Notes on Kite Aerial Photography: Photo Gallery
family on the beach - brother Tino Sheridan, mother Mary Sheridan, and father Val Sheridan
- taken during an evening stroll on East Beach (26K jpg right, Yashica T4 Super, August
I am a Southern boy, born and raised in Macon, Georgia, and still visit the family on occasion. When I was young the family would escape the hot-humid summers of Georgia by vacationing at St. Simons Island along the Atlantic shore. I am still very fond of the Georgia Coast. Here I married Claudia in the lovely Christ Church on St. Simons Island. Here too the boys were christened in Faith Chapel on Jekyll Island. So on our summer trips to Georgia we invariably schedule a session down at the beach. Last year's visit was the first one since I began KAPing so this was my first chance to fly kites in Georgia. This gallery page and the four that follow contain images from the Georgia Coast.
On the left is a view over East Beach and the marsh toward St. Simons Island proper. We were staying in a condominium near the photograph's center. On the right is the old main entry to the King & Prince Hotel on East Beach. Claudia and I spent our honeymoon night here before moving over to Sea Island (30K jpg left and 28K jpg right, Yashica T4 Super, August 1997).
It is difficult to imagine a coastal landscape more different from California's rocky, cold Pacific frontage than the warm, silty waters of the Southeast's Altantic Coast. Along the Georgia coast the topography varies little, taking 300 kilometers of horizontal distance to slope the last 100 meters of elevation to the sea. The coast itself is an intruiguing transition from swamp to marsh, from marsh to barrier islands, and from islands to the sea itself. The resulting gradient provides a beautiful, biologically rich landscape. The ocean moderates Georgia's warm summer temperatures and provides a sea breeze during the day. The shots were taken along East Beach on St. Simons Island. East Beach seems to have been in an erosion mode during the last couple of decades - the barrier islands are shifty by nature. The rock you see in the photos is not indigenous, it is rip-rap imported to protect the shore.
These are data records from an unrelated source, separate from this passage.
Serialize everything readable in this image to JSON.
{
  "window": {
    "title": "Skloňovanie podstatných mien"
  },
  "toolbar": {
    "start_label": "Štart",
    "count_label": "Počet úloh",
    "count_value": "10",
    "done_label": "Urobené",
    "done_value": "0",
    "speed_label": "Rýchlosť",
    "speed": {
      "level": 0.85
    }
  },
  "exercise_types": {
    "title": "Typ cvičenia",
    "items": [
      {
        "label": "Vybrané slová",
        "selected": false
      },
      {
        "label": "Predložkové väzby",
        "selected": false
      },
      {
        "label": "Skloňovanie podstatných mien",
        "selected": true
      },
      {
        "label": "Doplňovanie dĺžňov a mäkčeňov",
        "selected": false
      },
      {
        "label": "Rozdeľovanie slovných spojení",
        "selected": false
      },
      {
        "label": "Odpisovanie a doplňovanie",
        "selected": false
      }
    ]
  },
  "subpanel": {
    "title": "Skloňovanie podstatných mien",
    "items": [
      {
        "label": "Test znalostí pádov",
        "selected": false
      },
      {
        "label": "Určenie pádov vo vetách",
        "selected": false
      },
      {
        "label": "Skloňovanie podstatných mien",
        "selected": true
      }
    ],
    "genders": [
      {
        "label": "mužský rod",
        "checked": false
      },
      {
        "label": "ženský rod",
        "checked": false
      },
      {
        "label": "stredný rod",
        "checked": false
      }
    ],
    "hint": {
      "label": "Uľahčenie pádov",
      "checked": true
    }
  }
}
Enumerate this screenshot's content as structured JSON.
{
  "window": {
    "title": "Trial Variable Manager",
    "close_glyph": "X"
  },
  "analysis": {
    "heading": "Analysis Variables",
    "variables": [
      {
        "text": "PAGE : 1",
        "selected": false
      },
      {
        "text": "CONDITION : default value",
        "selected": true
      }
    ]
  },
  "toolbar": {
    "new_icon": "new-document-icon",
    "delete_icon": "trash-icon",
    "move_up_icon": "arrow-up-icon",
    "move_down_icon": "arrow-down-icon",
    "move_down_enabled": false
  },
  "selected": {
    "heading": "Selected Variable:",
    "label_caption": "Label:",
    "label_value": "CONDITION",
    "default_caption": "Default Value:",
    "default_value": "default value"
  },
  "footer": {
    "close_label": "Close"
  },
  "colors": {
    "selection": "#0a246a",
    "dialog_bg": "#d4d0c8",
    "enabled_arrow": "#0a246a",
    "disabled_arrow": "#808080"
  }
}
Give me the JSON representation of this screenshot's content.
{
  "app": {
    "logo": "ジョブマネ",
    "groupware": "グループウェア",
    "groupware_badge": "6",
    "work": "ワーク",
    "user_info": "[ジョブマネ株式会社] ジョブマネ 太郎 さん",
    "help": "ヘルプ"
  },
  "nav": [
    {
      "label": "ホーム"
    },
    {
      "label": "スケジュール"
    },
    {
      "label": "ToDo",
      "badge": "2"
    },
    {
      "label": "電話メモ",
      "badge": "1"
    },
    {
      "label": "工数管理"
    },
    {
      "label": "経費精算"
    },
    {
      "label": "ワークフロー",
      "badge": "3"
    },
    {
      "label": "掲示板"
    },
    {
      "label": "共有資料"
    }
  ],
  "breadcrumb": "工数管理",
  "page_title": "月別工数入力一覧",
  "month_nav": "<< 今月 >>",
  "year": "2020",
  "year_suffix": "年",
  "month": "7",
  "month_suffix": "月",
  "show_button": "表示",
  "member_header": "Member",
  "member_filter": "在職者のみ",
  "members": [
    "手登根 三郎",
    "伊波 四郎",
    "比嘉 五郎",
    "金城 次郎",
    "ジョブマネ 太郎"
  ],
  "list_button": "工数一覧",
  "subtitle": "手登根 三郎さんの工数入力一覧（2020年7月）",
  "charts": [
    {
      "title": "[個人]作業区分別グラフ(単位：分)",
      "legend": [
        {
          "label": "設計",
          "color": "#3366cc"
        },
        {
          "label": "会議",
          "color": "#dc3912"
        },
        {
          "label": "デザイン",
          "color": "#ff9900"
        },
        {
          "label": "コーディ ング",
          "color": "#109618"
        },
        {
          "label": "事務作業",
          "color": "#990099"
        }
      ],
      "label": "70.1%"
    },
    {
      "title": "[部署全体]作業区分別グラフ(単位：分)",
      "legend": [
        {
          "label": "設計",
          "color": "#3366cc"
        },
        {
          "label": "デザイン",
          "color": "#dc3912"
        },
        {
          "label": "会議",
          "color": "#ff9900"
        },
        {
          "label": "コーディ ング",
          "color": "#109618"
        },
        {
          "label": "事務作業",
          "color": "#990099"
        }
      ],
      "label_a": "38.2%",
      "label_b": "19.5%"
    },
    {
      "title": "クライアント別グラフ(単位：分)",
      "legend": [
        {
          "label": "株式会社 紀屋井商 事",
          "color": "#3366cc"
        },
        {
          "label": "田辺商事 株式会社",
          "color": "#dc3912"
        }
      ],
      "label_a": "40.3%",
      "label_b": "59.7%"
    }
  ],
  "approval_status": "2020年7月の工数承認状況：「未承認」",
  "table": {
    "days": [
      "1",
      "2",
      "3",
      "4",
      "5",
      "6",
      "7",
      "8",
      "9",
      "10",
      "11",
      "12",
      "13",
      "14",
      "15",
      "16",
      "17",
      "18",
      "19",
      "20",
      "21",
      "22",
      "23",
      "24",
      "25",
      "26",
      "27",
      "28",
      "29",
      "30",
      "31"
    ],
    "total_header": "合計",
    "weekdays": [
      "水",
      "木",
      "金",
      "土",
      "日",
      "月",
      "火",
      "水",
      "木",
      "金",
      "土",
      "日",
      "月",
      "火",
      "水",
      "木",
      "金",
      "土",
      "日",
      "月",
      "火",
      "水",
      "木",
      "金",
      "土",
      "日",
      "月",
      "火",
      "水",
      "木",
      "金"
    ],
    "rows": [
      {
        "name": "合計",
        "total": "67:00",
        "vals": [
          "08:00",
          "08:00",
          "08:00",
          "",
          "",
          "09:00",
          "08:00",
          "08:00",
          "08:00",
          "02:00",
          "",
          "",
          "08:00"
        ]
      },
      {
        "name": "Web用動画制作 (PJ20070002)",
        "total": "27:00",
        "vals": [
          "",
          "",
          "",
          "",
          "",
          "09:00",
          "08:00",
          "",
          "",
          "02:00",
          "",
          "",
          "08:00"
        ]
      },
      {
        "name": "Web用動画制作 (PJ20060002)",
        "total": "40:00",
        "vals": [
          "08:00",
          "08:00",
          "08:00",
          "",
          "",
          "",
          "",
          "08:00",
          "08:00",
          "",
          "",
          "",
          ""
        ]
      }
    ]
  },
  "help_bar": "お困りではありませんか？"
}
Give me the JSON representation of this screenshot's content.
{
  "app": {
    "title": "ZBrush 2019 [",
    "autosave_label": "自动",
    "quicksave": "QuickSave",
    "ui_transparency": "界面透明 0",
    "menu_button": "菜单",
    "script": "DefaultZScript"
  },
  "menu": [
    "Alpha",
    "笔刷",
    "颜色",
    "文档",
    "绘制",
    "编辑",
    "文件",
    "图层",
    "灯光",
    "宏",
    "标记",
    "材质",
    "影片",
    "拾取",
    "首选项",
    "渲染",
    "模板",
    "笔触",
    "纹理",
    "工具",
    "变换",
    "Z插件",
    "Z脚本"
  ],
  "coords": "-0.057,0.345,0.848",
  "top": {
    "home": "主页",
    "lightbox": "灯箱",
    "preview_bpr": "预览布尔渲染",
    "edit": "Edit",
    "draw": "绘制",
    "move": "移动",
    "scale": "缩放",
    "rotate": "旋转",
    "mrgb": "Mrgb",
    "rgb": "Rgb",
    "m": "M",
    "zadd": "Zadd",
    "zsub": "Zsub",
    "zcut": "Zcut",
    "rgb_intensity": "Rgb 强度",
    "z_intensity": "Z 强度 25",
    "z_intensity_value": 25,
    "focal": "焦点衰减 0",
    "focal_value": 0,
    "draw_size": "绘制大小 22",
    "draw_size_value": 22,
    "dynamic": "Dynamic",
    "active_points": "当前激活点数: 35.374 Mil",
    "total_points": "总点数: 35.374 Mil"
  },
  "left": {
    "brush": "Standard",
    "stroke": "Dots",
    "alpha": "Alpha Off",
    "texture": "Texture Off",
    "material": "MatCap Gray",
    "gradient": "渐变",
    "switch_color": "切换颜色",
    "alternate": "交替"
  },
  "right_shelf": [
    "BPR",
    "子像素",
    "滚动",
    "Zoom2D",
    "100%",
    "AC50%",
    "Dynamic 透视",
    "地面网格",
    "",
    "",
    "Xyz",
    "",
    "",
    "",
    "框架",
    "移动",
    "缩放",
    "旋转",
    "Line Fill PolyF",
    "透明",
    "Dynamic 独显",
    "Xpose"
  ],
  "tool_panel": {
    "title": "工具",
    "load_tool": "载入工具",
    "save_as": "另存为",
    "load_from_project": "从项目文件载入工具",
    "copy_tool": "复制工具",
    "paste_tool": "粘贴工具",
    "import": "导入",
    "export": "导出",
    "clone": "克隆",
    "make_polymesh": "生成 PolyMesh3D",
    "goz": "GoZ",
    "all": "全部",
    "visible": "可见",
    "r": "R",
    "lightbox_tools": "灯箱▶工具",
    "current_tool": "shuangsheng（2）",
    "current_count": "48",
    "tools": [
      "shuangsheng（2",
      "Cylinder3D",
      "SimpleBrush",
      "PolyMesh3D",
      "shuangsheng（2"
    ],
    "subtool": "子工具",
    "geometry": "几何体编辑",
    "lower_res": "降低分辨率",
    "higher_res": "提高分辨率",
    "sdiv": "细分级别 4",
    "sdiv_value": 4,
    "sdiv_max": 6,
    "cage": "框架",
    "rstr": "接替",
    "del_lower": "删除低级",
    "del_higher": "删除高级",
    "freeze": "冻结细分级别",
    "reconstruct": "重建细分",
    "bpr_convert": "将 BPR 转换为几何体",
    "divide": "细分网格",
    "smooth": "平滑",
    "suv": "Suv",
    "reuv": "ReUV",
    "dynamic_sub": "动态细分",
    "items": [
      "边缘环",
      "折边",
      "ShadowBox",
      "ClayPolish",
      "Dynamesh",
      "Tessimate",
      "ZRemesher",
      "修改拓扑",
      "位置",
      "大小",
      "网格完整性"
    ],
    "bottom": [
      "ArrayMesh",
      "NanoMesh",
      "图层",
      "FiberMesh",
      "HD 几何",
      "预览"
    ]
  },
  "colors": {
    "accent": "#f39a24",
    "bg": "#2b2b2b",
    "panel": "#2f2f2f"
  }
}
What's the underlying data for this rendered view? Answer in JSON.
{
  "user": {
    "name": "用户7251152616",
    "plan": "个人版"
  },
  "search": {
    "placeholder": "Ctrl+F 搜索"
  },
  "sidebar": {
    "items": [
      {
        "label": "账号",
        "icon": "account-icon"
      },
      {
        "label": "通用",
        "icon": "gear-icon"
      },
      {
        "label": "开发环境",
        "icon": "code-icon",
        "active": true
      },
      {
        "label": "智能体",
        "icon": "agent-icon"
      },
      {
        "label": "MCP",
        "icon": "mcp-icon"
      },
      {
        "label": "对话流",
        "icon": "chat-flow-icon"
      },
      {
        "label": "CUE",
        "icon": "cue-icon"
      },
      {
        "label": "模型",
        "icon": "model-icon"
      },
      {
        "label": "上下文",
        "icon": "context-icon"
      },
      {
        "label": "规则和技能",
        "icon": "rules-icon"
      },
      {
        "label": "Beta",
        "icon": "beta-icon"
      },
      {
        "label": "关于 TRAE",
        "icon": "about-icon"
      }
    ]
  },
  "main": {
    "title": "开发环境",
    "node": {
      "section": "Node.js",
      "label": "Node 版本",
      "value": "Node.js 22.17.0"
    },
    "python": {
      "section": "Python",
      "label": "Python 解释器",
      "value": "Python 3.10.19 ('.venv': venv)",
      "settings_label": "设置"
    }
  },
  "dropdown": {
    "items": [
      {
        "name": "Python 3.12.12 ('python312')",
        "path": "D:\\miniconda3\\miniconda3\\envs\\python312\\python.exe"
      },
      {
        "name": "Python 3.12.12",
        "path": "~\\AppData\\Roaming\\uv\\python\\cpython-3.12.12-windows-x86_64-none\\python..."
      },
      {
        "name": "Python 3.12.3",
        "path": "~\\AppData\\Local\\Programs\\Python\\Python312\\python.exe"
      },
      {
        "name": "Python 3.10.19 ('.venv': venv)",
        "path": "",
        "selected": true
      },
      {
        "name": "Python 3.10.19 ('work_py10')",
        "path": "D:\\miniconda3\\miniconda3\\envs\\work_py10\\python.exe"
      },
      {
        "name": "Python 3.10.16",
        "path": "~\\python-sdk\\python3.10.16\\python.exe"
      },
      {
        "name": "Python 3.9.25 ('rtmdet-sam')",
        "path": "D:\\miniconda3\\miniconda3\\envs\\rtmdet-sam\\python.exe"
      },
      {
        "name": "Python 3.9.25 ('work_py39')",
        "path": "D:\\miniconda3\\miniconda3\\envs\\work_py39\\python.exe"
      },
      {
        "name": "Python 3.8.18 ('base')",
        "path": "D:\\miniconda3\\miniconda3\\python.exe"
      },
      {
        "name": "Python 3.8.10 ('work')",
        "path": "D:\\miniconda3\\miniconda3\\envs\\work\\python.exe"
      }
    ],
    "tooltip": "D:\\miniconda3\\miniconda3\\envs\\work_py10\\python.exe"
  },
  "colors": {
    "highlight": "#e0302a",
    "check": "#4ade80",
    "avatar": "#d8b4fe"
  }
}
A midday, high altitude view of the King & Prince
"beachfront". Rip-rap separates the beach from the pool deck in a dacades long
struccgle to fend off the ocean. On the right are Charlie and Thomas on beach
tricylces under the high midday sun. (39K jpg left and 26K jpg right, Yashica T4
Super, August 1997).
I forget how hot this sun can be. Though I do confess that I schedule our trips home for the summer so Claudia will not get too nolstagic for her home territory. On this day, I spent a few hours flying the kites during the bright portion of the day. Brightness seems such a characteristic condition for the climate that I figured I should take some midday shots. The beach is a fine, grey hardpack which extends quite a distance at low tide and disappears altogether at high tide.
The couple in the lefthand image kindly looked after my KAP bag
while we took the kite for a walk. The woman was a bit camera shy. Note the ample
number of tricycle tracks on the beach surface. On the right is a beach umbrella on
the same beach. The tide has washed the beach clean of tricycle tracks - sort of
like a giant Etch-a-Sketch. (24K jpg left and 17K jpg right, Yashica T4 Super, August
[ Home Page | Background | Equipment | Gallery | Maps | Discussion | Others | Search | What's New ]
Comments to author: email@example.com . All content,
images contained throughout are Copyright (C) 1995 - 2005 by Charles C. Benton
and are protected by United States and International copyright laws.
No text, graphic or image may be used whole or in part, individually,
or as part of a derivative work without express written permission.
All rights reserved. Revised: Saturday, June 26, 2010